• Problem to work on:
Within the material below, how many lines include "Avanti"? Answer with the count only.

=====

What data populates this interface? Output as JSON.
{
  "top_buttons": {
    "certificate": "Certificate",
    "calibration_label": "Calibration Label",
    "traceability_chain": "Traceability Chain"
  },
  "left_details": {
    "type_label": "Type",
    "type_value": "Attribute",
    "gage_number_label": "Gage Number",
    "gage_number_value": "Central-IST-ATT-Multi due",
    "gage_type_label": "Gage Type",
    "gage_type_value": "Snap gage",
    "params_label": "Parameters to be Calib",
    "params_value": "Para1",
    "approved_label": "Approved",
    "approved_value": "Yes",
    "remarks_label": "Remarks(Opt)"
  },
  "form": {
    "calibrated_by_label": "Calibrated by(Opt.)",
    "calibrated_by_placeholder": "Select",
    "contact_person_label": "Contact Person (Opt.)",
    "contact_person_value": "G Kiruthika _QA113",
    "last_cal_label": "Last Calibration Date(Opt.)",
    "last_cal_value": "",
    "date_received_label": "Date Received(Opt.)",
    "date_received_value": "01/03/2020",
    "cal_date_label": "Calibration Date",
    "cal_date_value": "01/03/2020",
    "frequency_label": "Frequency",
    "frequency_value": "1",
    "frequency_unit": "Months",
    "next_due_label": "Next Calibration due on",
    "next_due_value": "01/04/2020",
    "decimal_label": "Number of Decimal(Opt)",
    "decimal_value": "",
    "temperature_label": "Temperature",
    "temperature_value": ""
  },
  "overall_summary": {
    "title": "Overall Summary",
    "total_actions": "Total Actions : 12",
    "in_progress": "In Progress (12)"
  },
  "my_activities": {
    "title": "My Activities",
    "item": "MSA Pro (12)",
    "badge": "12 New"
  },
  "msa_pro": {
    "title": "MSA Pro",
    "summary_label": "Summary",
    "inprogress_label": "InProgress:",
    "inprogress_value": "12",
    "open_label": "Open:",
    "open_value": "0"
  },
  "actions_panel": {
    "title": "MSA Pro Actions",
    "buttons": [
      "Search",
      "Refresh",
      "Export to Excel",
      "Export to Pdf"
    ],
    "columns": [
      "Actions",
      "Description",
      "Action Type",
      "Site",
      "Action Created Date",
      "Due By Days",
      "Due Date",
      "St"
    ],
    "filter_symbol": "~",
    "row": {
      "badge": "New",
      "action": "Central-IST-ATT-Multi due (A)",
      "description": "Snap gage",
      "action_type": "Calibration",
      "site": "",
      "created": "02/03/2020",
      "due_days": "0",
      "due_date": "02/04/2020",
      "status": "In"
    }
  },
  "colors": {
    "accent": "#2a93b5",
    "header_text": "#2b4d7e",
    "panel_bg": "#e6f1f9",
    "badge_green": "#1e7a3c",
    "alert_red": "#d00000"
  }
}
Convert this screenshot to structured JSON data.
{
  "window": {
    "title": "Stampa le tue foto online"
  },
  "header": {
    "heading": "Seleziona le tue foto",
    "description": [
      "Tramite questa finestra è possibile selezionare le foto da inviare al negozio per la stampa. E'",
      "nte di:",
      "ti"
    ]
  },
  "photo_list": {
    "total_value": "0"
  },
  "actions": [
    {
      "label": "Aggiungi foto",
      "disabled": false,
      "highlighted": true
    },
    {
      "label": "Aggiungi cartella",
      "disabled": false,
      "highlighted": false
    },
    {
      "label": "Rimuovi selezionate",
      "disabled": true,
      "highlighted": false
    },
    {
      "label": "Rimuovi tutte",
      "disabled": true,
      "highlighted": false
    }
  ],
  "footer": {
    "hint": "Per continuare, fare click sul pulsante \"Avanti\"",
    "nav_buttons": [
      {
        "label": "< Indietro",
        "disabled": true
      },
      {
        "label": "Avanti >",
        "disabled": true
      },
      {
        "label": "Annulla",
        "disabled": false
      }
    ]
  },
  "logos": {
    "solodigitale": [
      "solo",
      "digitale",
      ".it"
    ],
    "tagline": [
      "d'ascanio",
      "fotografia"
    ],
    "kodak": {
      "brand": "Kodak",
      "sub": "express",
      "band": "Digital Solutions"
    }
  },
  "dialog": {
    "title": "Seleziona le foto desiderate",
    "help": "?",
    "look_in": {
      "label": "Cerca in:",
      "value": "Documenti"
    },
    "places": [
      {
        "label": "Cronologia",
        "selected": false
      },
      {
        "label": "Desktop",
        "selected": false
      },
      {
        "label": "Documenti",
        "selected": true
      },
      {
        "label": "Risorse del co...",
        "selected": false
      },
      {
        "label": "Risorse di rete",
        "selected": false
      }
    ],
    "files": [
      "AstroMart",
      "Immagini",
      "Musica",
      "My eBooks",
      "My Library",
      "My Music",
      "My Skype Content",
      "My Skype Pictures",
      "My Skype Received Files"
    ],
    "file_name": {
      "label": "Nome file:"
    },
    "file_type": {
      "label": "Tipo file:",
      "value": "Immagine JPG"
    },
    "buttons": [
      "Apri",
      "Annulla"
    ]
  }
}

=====

• Worked solution:
2